:: Record set ::

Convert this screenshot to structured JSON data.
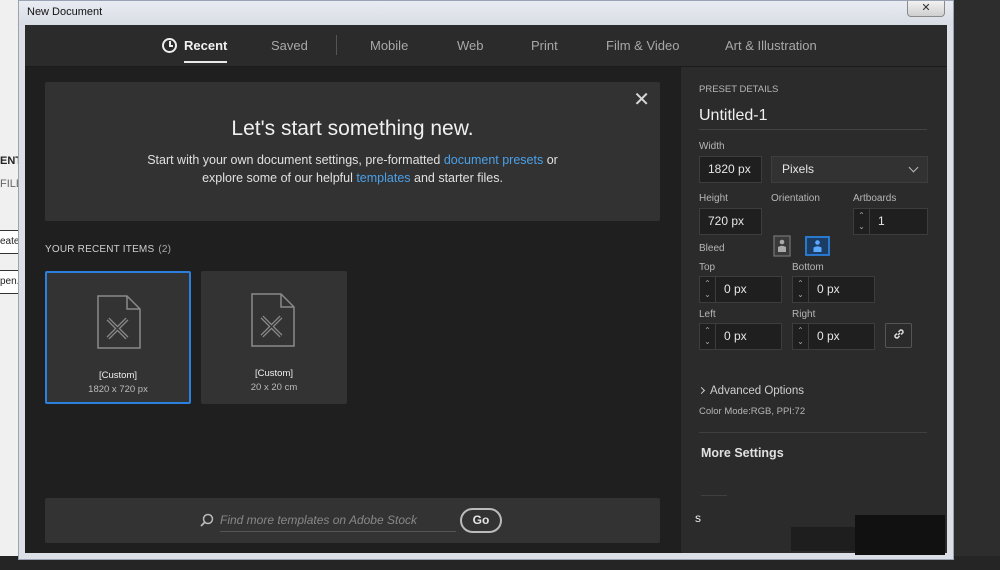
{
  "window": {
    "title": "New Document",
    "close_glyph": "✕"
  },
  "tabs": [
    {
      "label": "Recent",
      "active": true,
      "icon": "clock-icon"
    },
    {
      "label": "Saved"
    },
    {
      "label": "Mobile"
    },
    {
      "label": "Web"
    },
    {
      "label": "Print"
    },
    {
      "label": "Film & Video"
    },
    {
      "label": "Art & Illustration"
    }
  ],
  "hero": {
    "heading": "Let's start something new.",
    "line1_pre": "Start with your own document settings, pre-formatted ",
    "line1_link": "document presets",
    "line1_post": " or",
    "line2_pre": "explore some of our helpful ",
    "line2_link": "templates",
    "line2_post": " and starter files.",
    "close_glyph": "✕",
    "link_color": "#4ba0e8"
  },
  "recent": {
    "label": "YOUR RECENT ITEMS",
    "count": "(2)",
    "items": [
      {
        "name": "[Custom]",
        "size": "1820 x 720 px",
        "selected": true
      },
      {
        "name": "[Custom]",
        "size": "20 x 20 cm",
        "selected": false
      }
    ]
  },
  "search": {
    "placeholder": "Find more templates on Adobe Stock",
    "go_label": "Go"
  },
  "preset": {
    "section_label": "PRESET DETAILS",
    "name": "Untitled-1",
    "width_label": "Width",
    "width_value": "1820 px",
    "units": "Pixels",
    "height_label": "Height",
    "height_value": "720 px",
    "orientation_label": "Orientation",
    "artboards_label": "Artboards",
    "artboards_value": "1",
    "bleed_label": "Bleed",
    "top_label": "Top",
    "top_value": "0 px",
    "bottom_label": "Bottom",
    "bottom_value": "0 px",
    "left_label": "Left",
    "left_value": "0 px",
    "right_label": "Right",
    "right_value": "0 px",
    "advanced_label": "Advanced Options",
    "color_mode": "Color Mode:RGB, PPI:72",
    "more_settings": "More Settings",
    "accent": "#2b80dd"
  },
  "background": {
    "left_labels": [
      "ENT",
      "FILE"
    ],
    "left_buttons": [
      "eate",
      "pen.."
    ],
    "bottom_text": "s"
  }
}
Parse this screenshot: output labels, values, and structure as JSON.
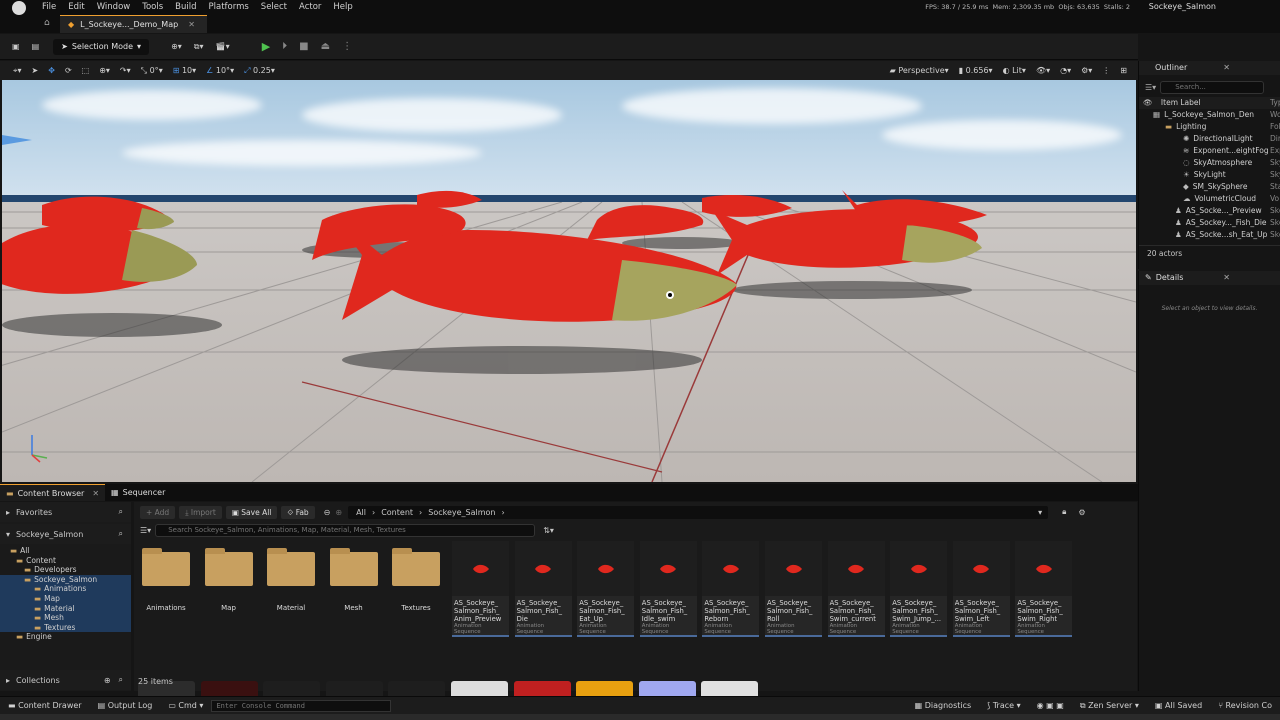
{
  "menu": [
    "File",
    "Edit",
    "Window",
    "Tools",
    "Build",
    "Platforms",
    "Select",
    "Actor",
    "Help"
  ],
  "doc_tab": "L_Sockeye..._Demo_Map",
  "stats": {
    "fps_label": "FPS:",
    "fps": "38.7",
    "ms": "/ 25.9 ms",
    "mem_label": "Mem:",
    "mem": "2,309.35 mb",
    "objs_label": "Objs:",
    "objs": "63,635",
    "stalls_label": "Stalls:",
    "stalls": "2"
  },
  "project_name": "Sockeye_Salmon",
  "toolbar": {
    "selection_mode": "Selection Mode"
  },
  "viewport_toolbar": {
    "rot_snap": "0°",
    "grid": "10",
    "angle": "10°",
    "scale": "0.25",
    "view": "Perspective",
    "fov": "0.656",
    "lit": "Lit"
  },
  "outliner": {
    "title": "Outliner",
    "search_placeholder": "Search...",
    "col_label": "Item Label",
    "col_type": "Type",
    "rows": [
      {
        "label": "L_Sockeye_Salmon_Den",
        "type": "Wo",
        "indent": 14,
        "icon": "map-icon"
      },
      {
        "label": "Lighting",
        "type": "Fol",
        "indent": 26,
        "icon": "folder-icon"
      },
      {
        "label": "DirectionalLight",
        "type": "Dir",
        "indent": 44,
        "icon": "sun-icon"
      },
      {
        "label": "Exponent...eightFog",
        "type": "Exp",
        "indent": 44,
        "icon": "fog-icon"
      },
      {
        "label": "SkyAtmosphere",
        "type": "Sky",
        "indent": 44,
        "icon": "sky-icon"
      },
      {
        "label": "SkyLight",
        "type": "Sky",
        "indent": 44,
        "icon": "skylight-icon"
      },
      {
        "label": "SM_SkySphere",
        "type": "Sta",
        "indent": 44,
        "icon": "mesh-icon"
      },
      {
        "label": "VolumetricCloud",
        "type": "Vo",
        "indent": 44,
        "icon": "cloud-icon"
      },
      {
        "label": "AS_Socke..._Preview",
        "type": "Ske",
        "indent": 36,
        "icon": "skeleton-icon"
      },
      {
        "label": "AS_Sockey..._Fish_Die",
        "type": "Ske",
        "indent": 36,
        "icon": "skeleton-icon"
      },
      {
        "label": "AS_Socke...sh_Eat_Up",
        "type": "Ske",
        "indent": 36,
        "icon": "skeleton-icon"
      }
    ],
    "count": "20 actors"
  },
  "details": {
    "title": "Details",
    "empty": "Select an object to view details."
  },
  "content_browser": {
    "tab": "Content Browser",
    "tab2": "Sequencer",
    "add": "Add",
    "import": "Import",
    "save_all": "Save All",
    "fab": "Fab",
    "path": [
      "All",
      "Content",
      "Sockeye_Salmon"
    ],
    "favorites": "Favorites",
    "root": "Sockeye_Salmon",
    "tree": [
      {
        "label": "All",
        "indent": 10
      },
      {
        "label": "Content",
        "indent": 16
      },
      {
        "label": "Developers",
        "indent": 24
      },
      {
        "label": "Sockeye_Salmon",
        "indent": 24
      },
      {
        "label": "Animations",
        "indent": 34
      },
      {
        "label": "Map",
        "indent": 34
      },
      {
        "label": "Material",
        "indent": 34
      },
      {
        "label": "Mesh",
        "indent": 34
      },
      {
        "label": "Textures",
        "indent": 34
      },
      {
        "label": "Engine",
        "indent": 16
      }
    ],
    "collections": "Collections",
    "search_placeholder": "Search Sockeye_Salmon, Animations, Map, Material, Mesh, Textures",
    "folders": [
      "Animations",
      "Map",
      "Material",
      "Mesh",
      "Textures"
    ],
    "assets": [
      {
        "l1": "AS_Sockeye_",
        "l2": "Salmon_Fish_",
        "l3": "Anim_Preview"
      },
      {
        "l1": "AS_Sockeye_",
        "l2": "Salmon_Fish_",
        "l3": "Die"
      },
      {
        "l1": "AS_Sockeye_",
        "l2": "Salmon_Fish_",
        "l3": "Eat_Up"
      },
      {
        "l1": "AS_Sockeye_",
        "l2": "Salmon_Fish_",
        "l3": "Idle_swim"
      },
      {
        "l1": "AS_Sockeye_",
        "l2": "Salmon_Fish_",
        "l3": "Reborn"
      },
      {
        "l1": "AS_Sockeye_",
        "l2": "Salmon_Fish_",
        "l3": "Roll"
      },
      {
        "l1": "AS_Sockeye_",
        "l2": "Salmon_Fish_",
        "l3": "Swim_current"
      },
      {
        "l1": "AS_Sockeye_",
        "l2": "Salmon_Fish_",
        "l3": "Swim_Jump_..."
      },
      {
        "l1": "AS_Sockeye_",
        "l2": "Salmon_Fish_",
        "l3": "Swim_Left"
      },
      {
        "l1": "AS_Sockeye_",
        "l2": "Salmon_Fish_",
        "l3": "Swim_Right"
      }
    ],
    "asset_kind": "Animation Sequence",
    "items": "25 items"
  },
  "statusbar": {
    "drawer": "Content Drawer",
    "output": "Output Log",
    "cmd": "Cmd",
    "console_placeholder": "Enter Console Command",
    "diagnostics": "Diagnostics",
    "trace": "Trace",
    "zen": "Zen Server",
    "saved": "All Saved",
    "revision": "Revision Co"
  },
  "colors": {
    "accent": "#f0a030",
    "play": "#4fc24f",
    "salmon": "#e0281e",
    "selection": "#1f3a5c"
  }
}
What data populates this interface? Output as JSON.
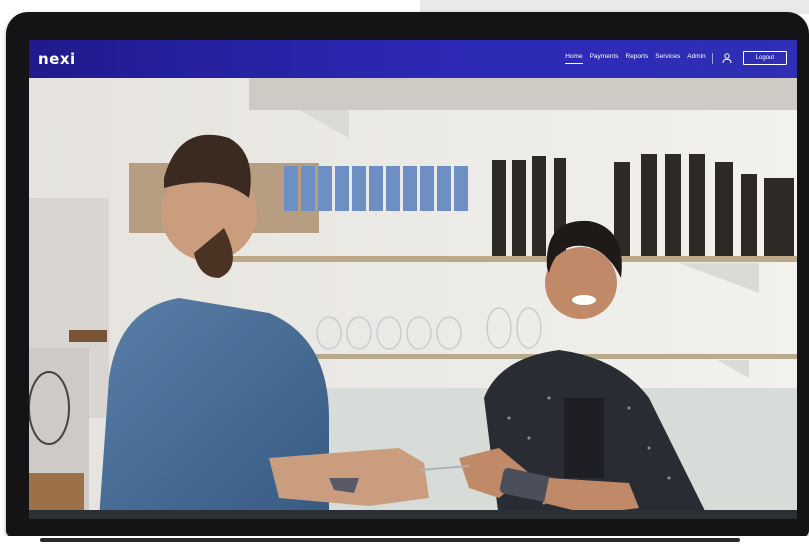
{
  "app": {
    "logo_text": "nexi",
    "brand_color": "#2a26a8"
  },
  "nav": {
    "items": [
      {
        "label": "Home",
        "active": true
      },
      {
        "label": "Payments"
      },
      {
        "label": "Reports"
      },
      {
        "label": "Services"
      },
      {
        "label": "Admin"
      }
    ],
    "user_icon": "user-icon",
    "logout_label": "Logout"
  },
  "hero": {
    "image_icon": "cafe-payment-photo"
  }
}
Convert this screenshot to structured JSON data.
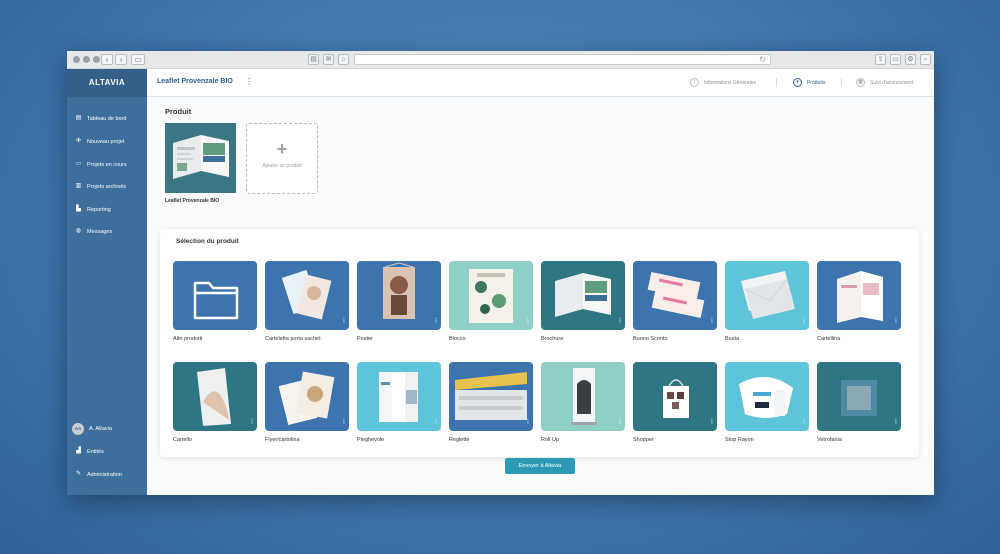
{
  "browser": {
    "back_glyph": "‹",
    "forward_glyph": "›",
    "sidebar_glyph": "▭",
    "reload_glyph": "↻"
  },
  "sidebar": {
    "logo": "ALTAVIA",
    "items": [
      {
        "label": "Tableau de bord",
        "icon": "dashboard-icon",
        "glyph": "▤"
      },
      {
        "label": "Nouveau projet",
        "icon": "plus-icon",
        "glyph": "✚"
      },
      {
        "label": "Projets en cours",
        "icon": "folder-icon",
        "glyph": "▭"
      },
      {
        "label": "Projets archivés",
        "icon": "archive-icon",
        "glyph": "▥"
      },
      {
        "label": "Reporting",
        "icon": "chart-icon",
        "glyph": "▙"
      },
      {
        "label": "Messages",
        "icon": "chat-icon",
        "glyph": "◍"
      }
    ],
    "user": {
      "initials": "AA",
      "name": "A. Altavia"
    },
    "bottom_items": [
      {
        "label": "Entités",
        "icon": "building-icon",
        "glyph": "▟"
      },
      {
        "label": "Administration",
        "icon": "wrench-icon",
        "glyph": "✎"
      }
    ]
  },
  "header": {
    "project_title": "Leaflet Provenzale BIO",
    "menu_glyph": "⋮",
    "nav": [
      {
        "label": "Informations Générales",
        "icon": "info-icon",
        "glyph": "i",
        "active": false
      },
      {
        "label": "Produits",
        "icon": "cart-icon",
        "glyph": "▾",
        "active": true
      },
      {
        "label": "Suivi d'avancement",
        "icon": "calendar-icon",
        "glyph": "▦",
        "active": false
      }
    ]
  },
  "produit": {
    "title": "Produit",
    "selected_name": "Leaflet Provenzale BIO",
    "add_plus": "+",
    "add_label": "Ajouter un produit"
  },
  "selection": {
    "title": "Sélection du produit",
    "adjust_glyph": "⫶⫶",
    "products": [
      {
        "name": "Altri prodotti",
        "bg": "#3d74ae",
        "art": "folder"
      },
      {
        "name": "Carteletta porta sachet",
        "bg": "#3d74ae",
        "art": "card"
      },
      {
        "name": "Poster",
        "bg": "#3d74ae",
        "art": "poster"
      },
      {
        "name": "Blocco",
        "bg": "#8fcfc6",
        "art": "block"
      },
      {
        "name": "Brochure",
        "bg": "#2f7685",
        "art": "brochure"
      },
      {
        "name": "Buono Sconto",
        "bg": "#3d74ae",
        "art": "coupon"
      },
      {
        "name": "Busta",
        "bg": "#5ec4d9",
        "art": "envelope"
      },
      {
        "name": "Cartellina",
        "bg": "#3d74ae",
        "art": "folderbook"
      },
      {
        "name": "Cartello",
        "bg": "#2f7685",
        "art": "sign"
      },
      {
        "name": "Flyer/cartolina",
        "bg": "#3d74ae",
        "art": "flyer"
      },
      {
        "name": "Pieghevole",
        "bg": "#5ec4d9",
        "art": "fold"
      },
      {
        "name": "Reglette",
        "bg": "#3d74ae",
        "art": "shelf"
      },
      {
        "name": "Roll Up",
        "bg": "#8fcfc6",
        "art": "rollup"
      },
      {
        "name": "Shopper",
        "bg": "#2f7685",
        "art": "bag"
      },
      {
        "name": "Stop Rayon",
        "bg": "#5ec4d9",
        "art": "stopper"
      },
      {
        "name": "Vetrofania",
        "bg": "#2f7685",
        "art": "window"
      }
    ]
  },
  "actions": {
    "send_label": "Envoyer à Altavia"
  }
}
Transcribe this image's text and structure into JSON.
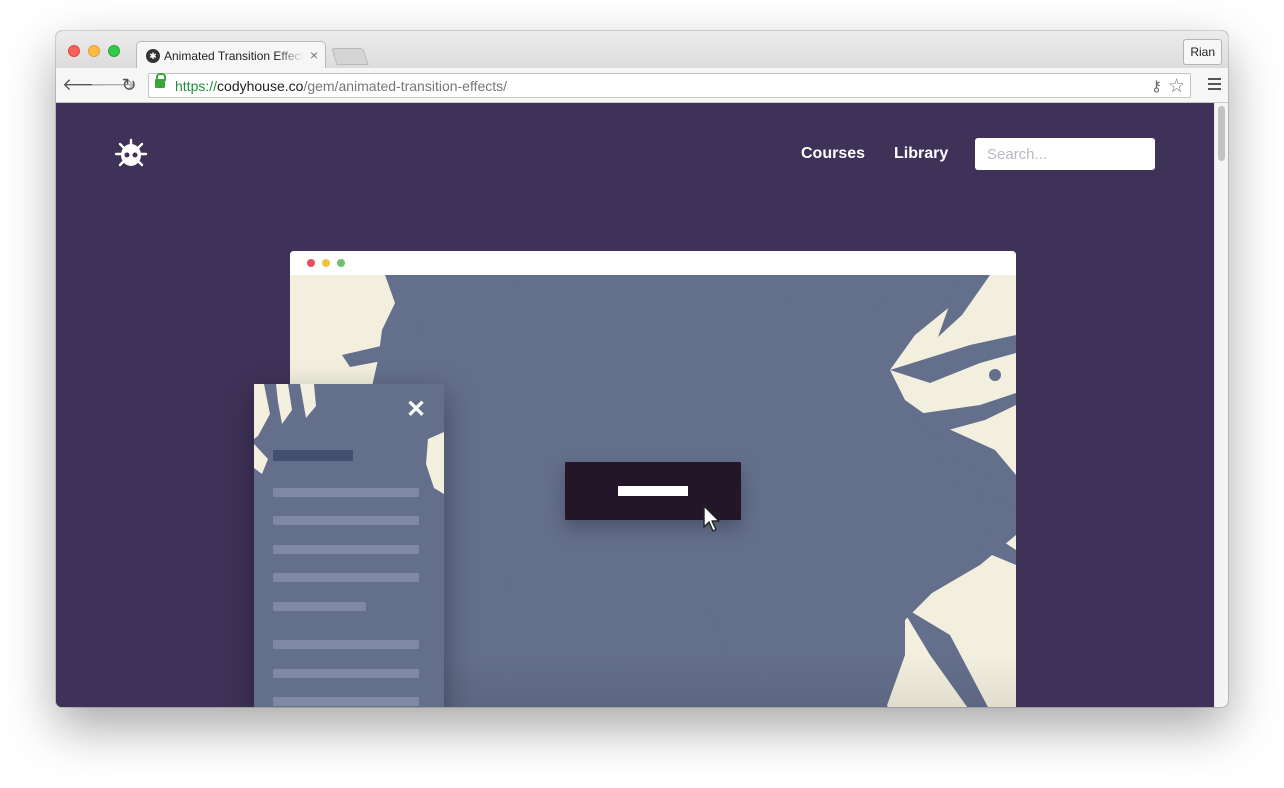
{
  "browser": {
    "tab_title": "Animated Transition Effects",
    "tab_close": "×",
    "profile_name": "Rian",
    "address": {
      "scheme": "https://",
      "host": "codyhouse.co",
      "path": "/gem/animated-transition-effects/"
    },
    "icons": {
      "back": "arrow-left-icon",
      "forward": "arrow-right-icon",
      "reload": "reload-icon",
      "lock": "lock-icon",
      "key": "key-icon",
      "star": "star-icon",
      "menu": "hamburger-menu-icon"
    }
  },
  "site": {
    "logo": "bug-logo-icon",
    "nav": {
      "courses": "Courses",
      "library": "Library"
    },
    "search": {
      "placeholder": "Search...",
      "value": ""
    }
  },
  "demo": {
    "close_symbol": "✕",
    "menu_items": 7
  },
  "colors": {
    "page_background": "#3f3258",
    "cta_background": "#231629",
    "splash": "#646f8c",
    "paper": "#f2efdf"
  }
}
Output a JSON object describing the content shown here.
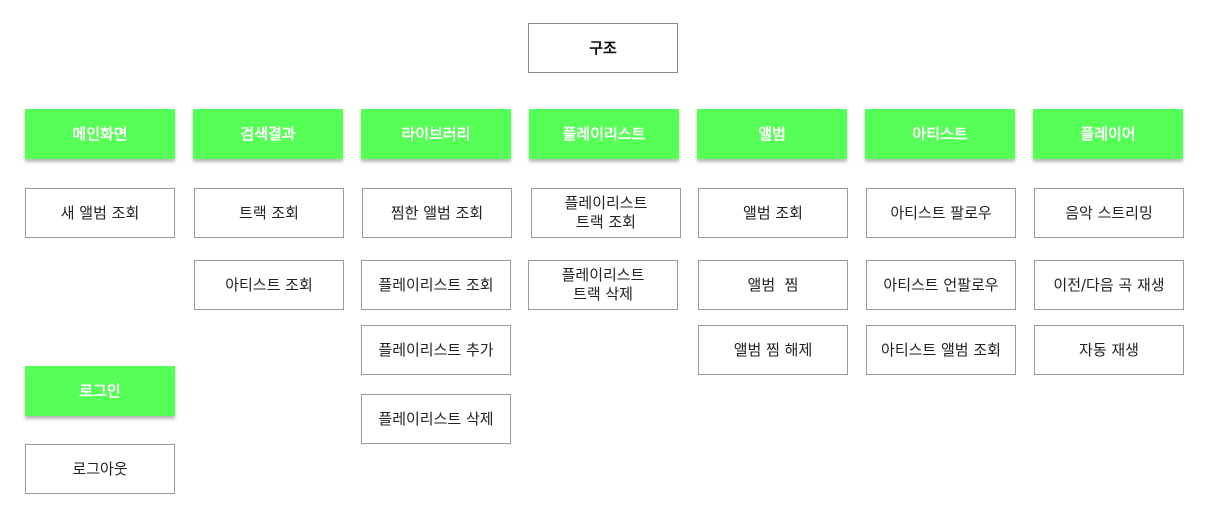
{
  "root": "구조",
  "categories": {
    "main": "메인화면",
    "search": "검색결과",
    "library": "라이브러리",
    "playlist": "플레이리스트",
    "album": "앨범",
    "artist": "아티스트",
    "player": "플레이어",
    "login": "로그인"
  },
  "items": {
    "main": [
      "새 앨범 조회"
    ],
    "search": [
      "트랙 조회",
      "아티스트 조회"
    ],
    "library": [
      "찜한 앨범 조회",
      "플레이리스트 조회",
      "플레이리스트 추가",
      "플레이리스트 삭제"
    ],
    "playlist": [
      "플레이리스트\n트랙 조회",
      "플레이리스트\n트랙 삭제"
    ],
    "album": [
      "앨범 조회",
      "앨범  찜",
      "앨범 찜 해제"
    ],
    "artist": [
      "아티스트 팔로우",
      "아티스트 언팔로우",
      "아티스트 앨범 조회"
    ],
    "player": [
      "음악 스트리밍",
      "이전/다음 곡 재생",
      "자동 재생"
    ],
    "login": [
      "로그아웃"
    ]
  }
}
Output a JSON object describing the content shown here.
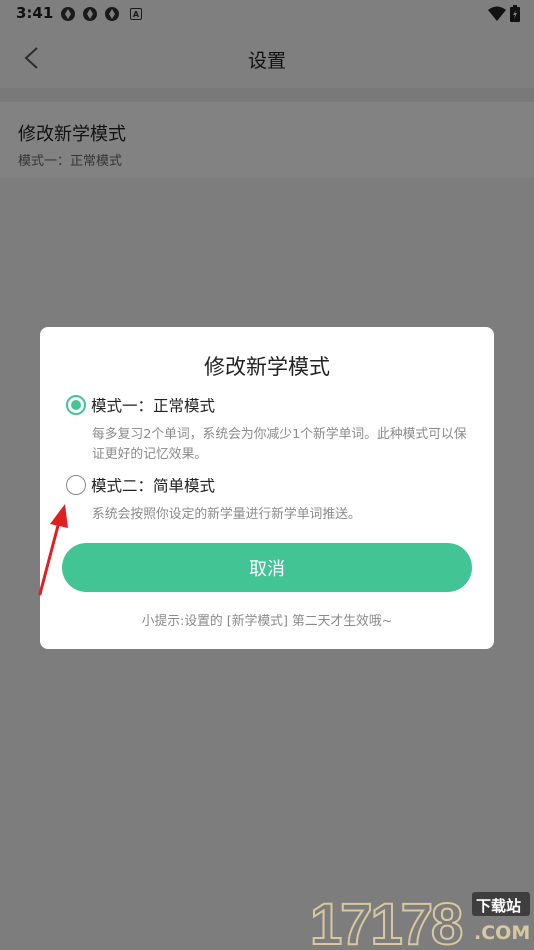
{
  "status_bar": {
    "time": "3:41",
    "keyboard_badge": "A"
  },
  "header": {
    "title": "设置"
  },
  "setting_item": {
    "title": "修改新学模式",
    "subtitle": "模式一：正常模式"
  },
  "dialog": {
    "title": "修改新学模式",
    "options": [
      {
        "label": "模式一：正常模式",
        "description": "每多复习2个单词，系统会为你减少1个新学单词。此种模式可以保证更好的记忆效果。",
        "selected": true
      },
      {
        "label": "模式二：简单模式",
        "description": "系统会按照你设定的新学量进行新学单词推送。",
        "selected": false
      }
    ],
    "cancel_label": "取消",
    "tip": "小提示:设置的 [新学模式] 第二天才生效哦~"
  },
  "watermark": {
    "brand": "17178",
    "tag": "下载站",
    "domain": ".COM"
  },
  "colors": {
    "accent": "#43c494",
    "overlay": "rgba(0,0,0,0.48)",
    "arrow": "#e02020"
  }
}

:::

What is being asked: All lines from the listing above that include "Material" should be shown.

Written response:
        "label": "Material",
    "search_placeholder": "Search Sockeye_Salmon, Animations, Map, Material, Mesh, Textures",
      "Material",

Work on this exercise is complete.